### Requirement
Apart from the pictures, return every line of the listing exactly.

### Working data

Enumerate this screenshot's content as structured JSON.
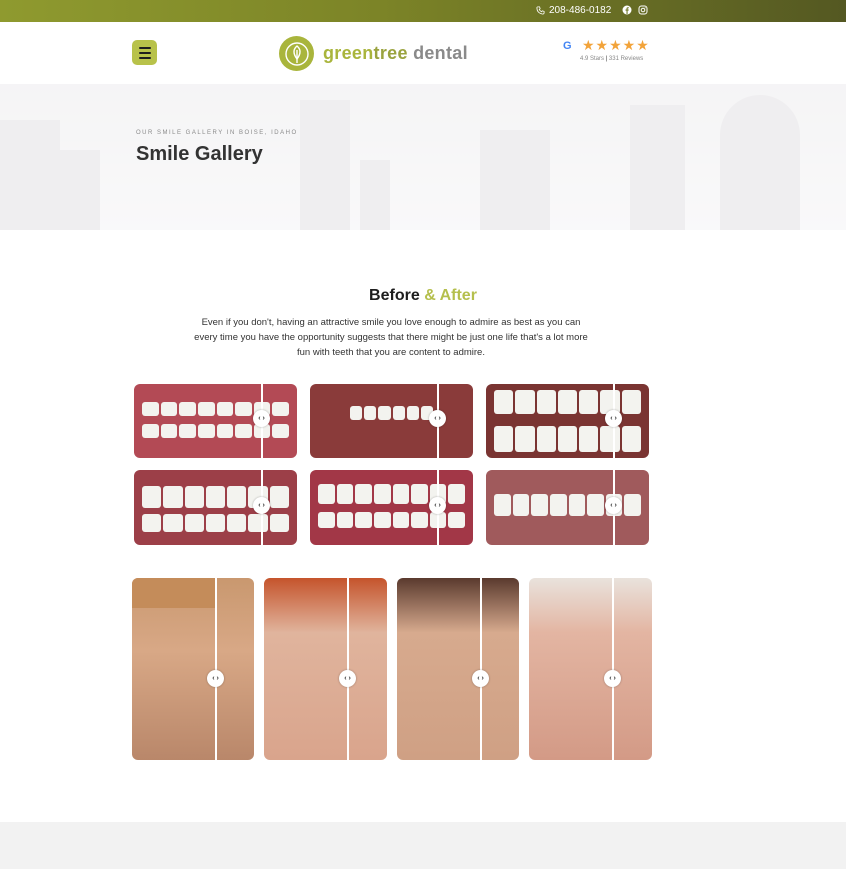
{
  "topbar": {
    "phone": "208-486-0182",
    "social": [
      "facebook-icon",
      "instagram-icon"
    ],
    "colors": {
      "start": "#8f9a2f",
      "end": "#545822"
    }
  },
  "header": {
    "logo": {
      "word1": "green",
      "word2": "tree",
      "word3": " dental"
    },
    "rating": {
      "stars": "★★★★★",
      "score": "4.9 Stars",
      "reviews": "331 Reviews",
      "google": "G"
    }
  },
  "hero": {
    "eyebrow": "OUR SMILE GALLERY IN BOISE, IDAHO",
    "title": "Smile Gallery"
  },
  "intro": {
    "heading": "Before",
    "heading_accent": "& After",
    "text": "Even if you don't, having an attractive smile you love enough to admire as best as you can every time you have the opportunity suggests that there might be just one life that's a lot more fun with teeth that you are content to admire."
  },
  "gallery": {
    "handle_glyph": "‹ ›",
    "smiles": [
      {
        "label": "smile-comparison-1"
      },
      {
        "label": "smile-comparison-2"
      },
      {
        "label": "smile-comparison-3"
      },
      {
        "label": "smile-comparison-4"
      },
      {
        "label": "smile-comparison-5"
      },
      {
        "label": "smile-comparison-6"
      }
    ],
    "portraits": [
      {
        "label": "portrait-comparison-1"
      },
      {
        "label": "portrait-comparison-2"
      },
      {
        "label": "portrait-comparison-3"
      },
      {
        "label": "portrait-comparison-4"
      }
    ]
  },
  "theme": {
    "accent": "#a9b53c",
    "star": "#f2a33a"
  }
}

### Solution for this exercise
Enumerate this screenshot's content as structured JSON.
{
  "topbar": {
    "phone": "208-486-0182",
    "social": [
      "facebook-icon",
      "instagram-icon"
    ],
    "colors": {
      "start": "#8f9a2f",
      "end": "#545822"
    }
  },
  "header": {
    "logo": {
      "word1": "green",
      "word2": "tree",
      "word3": " dental"
    },
    "rating": {
      "stars": "★★★★★",
      "score": "4.9 Stars",
      "reviews": "331 Reviews",
      "google": "G"
    }
  },
  "hero": {
    "eyebrow": "OUR SMILE GALLERY IN BOISE, IDAHO",
    "title": "Smile Gallery"
  },
  "intro": {
    "heading": "Before",
    "heading_accent": "& After",
    "text": "Even if you don't, having an attractive smile you love enough to admire as best as you can every time you have the opportunity suggests that there might be just one life that's a lot more fun with teeth that you are content to admire."
  },
  "gallery": {
    "handle_glyph": "‹ ›",
    "smiles": [
      {
        "label": "smile-comparison-1"
      },
      {
        "label": "smile-comparison-2"
      },
      {
        "label": "smile-comparison-3"
      },
      {
        "label": "smile-comparison-4"
      },
      {
        "label": "smile-comparison-5"
      },
      {
        "label": "smile-comparison-6"
      }
    ],
    "portraits": [
      {
        "label": "portrait-comparison-1"
      },
      {
        "label": "portrait-comparison-2"
      },
      {
        "label": "portrait-comparison-3"
      },
      {
        "label": "portrait-comparison-4"
      }
    ]
  },
  "theme": {
    "accent": "#a9b53c",
    "star": "#f2a33a"
  }
}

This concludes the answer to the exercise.